Hugh Jackman is sensational as the legendary huckster P.T. Barnum – but neither the script nor the music of this lackluster effort come close to Broadway’s “Barnum” (1980), starring Jim Dale.

Born in 1810, Phineas Taylor Barnum’s story begins with a quick glimpse of his poverty-riddled childhood and courtship of his beloved Charity (Michelle Williams).

When Barnum arrived in New York in 1834, he had a wife and two young daughters to support. After his bookkeeping job went bust, he cast around for something to do. Using money he didn’t have, he bought a decrepit museum on Broadway and Ann Streets, filled with stuffed oddities, like the Feejee Mermaid, a monkey carcass stitched to a fishtail.

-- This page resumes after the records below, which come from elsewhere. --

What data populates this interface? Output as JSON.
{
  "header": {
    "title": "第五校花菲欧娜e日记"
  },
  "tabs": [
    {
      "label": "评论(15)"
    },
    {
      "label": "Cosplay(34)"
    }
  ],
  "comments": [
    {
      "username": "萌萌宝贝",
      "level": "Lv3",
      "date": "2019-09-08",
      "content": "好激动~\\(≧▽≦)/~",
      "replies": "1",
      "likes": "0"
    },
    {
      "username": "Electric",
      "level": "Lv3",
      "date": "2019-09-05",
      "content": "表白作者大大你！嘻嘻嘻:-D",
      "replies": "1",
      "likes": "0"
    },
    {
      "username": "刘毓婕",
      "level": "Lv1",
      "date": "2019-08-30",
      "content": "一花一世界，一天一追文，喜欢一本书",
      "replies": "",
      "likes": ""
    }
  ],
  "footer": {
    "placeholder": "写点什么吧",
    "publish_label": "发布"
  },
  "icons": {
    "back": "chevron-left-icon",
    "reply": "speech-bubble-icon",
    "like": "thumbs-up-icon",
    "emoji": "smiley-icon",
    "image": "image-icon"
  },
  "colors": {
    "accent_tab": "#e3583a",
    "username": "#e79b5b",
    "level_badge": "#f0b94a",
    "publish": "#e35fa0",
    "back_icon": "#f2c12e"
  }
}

When that novelty wore off, one of his daughters urged him to fill the hall with “something alive.” So Barnum hired 25”-tall Charles Stratton, who suffered from a pituitary deficiency, turning him into General Tom Thumb, and bearded Josephine Clofullia (Keala Settle), along with Chang and Eng, the original “Siamese Twins.”

A brilliant impresario, Barnum noted, “Without promotion, something terrible happens – nothing!”

His menagerie became so famous they were invited to meet England’s Queen Victoria at Buckingham Palace. While in Europe, Barnum became smitten with elegant soprano Jenny Lind (Rebecca Ferguson), “the Swedish nightingale.”

After his Museum burned to the ground, irrepressible Barnum partnered with a wealthy New Yorker (Zac Efron), who embarked on a scandalous romance with a trapeze artist (Zendaya).

Barnum eventually joined James A. Bailey to found Barnum & Bailey Circus under the big tent – with its legendary elephant star, Jumbo.

Working from a superficial, loosely structured, simplistic screenplay by Bill Condon (“Dreamgirls,” “Chicago”) and Jenny Bicks (“Sex and the City”), it’s frantically and flamboyantly directed by Michael Gracey, whose inexperience is obvious.

Except for “This Is Me,” the soupy, forgettable songs are by Benj Pasek and Justin Paul, who won an Oscar (“La La Land”) and a Tony (“Dear Evan Hanson”).

On the Granger Movie Gauge of 1 to 10, “The Greatest Showman” is a starry-eyed 6. Showy, splashy and synthetic.